**Your goal:** In this material, which lines include the string "book"? Show them.

**Extracted records:**
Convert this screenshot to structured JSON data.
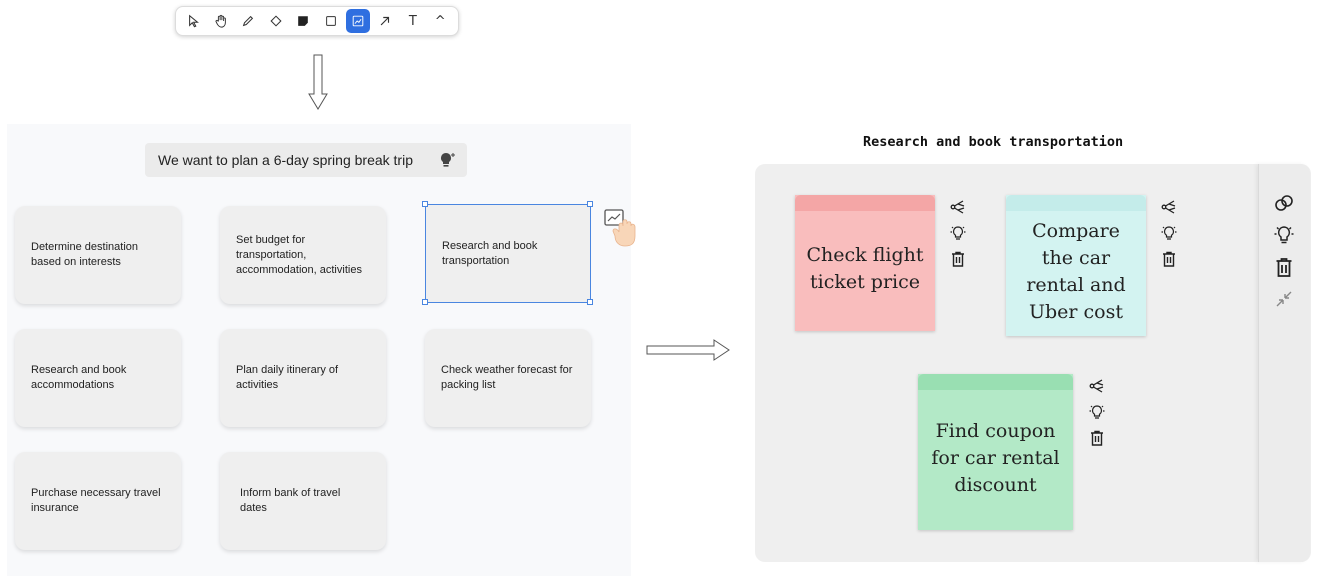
{
  "toolbar": {
    "tools": [
      "select-tool",
      "hand-tool",
      "pen-tool",
      "eraser-tool",
      "sticky-note-tool",
      "shape-tool",
      "ai-chart-tool",
      "arrow-tool",
      "text-tool",
      "collapse-tool"
    ],
    "active_tool": "ai-chart-tool",
    "text_tool_label": "T",
    "collapse_label": "^"
  },
  "left_panel": {
    "prompt": "We want to plan a 6-day spring break trip",
    "cards": [
      "Determine destination based on interests",
      "Set budget for transportation, accommodation, activities",
      "Research and book transportation",
      "Research and book accommodations",
      "Plan daily itinerary of activities",
      "Check weather forecast for packing list",
      "Purchase necessary travel insurance",
      "Inform bank of travel dates"
    ]
  },
  "right_panel": {
    "title": "Research and book transportation",
    "notes": [
      {
        "text": "Check flight ticket price",
        "color": "#f9bdbd",
        "tab_color": "#f4a6a6"
      },
      {
        "text": "Compare the car rental and Uber cost",
        "color": "#d3f3f1",
        "tab_color": "#c4ecea"
      },
      {
        "text": "Find coupon for car rental discount",
        "color": "#b3e9c7",
        "tab_color": "#99dfb2"
      }
    ],
    "note_tools": [
      "share-icon",
      "lightbulb-icon",
      "trash-icon"
    ],
    "sidebar_tools": [
      "link-icon",
      "lightbulb-icon",
      "trash-icon",
      "collapse-icon"
    ]
  },
  "colors": {
    "accent": "#2f6fe0",
    "selection": "#4a86e0"
  }
}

**Response area:**
      "Research and book transportation",
      "Research and book accommodations",
    "title": "Research and book transportation",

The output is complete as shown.